Our thoughts are to us, a bit like grass is to cows. Cows need to digest it multiple times to break down the robust cellulose. They will need to regurgitate it multiple times if they want to get the full benefit of that tasty grass. Rumination is the scientifically accurate term for this process of regurgitation. Clinical psychologists the adapted the terminology to human thought about misfortune, unfortunate events and mishaps. When we ruminate, situations from our past are brought up again, one ponders things, that went wrong and cannot stop thinking about personal insecurities and weaknesses.
Rumination is known as an important cognitive risk factor for the genesis and development of depressive disorders. Experimental papers show, that ruminative self-focus prolongs negative emotions and reinforces dysfunctional cognition, while mindful self-focus has opposite effects.
So how does one act against rumination in day-to-day life? Consciously decide in favour of positive emotions, as these reduce stress and mental strain. They make us more creative and improve our ability to learn. We just perform better. It suffices to think of something positive when faced with a difficult situation or exiting an unpleasant conversation with a heartfelt positive comment.
In successful teams, there are more positive, than negative emotions. The scientists Marcial Losada and Barbara Fredrickson calculated an optimal balance between the two. Per their calculations, every co-worker needs a 3-1 ratio between positive and negative experiences, to perform optimally.
Another climax of the event was the introduction of the ReSource Project, that was initiated by Prof. Dr. Tania Singer, Director of the Section of Social Neuroscience at the Max-Planck-Institute for cognition- and Neuroscience, Leipzig.
It is an internationally unique, large scale study for mental training with western and far-eastern methods of mental training.
Over a timeframe of eleven months, participants were led towards a broad spectrum of mental exercises with which abilities like attentiveness, body- and self-awareness, a healthy regulation of emotions, self-help, empathy and compassion as well as perspective-taking.
The training’s main objective was to increase mental health and social competence to, for example, reduce stress, attain more clarity, and increase general satisfaction as well as trying to improve the understanding of others, this is a secular program, that was developed in collaboration with a team of experienced meditation teachers, scientists and Psychotherapists. The study was done in Berlin and Leipzig, and continuously accompanied by scientists of the Max-Planck Institute for Cognition and Neuroscience.
So, what does the ReSource-Project and its Insights mean for the future of Economy?

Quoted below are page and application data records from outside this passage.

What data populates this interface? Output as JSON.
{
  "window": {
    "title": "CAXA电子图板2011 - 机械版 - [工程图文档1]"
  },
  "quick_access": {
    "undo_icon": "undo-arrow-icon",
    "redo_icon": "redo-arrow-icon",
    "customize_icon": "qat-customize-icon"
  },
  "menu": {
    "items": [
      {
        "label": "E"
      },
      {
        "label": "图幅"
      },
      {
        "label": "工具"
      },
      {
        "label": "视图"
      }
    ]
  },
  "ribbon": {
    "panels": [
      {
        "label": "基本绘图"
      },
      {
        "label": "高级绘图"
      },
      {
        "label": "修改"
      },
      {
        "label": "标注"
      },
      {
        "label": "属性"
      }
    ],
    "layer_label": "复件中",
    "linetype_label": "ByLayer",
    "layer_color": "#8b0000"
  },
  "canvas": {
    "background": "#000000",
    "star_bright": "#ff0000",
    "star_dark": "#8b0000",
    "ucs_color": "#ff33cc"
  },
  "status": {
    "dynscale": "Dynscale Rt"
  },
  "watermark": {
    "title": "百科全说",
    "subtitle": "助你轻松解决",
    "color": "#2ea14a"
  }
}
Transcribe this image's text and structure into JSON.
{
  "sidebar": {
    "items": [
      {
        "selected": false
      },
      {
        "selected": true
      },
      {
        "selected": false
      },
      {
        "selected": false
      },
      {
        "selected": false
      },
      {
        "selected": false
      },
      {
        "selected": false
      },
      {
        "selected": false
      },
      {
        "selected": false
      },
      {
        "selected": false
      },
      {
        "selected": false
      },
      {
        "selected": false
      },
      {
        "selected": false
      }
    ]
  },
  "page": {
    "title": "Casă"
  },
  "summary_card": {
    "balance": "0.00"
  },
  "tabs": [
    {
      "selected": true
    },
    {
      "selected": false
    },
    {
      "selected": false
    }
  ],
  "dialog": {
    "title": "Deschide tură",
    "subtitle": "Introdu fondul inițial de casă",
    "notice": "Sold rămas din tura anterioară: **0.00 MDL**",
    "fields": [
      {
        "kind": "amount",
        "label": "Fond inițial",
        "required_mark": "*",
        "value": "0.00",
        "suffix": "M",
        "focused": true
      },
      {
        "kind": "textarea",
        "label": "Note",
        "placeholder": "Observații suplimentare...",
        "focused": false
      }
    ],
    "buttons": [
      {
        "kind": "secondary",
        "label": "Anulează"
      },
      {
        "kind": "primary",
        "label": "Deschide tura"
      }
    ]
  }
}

Tania Singer is convinced that people in the economy who have been trained for compassion will make different decisions, that they might have otherwise. They might change their entire companies or maybe even leave them for another one. If more managers, CEOs and chairmen are trained to be more compassionate, the economy will redirect itself towards a “Caring Economy”
Our Tip for more mindfulness in everyday life:
Try to integrate more mindful moments into your day-to-day life. Most of the time, it is enough to do an activity in a mindful way for two to three minutes – try it. Studies show, that it works and will support you.